Component data from apps and pages
************

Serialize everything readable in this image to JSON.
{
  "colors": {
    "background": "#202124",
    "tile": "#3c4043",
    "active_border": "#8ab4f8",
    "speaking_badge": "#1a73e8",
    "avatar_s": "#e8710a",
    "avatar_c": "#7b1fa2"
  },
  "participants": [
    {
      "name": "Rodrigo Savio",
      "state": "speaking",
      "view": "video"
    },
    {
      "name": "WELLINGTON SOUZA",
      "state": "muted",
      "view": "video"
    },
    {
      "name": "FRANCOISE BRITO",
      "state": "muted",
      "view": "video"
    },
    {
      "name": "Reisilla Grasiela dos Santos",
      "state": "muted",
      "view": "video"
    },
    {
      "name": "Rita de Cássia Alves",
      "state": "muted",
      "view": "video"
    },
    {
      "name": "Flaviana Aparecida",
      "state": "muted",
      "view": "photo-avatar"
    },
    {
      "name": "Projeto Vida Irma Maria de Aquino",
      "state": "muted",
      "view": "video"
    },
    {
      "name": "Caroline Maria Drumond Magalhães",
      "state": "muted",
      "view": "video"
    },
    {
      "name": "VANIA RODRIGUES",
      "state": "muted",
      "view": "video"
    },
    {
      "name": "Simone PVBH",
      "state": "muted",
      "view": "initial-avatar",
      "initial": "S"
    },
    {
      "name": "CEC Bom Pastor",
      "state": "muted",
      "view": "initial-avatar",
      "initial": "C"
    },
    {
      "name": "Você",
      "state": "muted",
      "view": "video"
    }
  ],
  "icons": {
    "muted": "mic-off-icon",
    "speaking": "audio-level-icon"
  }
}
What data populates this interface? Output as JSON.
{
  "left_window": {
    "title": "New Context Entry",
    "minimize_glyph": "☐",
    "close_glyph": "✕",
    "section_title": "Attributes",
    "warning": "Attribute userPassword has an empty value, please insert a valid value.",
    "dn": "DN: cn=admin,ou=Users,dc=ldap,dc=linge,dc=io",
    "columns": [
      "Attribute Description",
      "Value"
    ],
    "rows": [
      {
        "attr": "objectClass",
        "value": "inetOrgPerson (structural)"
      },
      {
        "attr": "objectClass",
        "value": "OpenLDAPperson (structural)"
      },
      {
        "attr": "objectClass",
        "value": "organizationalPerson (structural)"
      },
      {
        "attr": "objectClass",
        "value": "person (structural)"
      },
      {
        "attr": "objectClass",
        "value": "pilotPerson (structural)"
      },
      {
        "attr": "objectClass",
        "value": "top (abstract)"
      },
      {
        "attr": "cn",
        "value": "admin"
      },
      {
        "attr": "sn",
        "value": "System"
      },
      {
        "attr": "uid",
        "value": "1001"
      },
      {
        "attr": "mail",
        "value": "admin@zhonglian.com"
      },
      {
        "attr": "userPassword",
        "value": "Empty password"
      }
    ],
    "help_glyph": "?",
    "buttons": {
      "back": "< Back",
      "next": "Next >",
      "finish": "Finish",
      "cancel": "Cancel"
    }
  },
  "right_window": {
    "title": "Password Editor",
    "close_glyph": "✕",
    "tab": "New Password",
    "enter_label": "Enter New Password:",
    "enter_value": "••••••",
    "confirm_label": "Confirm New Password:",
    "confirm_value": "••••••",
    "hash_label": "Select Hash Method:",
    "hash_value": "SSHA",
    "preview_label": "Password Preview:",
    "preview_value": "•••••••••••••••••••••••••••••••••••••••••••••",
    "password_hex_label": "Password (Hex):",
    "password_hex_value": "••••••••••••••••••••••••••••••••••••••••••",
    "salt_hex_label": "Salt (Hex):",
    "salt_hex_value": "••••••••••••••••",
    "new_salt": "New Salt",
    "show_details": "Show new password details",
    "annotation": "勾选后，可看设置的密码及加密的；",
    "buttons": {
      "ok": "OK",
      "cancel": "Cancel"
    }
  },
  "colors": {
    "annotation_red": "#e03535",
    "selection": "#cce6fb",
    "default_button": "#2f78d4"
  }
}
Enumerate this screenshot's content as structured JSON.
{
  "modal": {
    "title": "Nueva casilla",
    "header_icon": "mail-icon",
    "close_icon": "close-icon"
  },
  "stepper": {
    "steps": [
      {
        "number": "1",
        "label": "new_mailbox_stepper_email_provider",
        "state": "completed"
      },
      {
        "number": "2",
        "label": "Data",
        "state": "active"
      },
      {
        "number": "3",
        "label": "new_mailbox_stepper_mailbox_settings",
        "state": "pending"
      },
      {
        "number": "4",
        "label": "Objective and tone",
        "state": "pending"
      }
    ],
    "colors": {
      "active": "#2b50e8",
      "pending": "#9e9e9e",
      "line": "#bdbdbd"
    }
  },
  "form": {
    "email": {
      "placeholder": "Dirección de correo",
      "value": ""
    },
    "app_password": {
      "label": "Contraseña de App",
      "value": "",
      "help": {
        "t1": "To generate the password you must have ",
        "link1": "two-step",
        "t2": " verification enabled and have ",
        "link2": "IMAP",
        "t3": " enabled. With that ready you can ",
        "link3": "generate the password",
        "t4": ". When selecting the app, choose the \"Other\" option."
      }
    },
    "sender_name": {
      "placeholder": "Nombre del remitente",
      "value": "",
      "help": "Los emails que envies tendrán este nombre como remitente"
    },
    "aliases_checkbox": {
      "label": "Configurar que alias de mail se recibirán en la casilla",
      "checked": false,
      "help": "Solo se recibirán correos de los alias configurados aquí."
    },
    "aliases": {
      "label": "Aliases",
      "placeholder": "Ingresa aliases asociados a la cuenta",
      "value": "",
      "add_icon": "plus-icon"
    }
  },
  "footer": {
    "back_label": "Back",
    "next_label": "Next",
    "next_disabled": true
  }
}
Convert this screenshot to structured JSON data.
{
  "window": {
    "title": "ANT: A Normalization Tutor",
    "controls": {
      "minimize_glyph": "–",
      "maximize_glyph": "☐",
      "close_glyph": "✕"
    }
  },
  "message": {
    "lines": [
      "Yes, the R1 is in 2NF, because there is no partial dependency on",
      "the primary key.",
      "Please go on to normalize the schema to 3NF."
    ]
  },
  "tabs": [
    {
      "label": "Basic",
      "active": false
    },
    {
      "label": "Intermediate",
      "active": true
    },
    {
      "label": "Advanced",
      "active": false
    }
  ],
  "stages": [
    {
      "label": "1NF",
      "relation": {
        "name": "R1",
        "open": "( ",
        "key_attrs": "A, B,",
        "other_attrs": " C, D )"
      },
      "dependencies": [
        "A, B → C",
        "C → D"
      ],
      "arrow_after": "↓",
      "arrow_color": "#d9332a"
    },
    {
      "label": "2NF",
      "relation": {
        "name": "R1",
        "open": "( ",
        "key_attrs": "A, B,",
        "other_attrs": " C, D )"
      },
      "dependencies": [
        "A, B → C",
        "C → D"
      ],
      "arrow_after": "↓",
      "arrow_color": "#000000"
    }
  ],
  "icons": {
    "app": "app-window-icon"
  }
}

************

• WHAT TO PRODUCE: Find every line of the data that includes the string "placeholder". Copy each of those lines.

• ANSWER SECTION:
      "placeholder": "Dirección de correo",
      "placeholder": "Nombre del remitente",
      "placeholder": "Ingresa aliases asociados a la cuenta",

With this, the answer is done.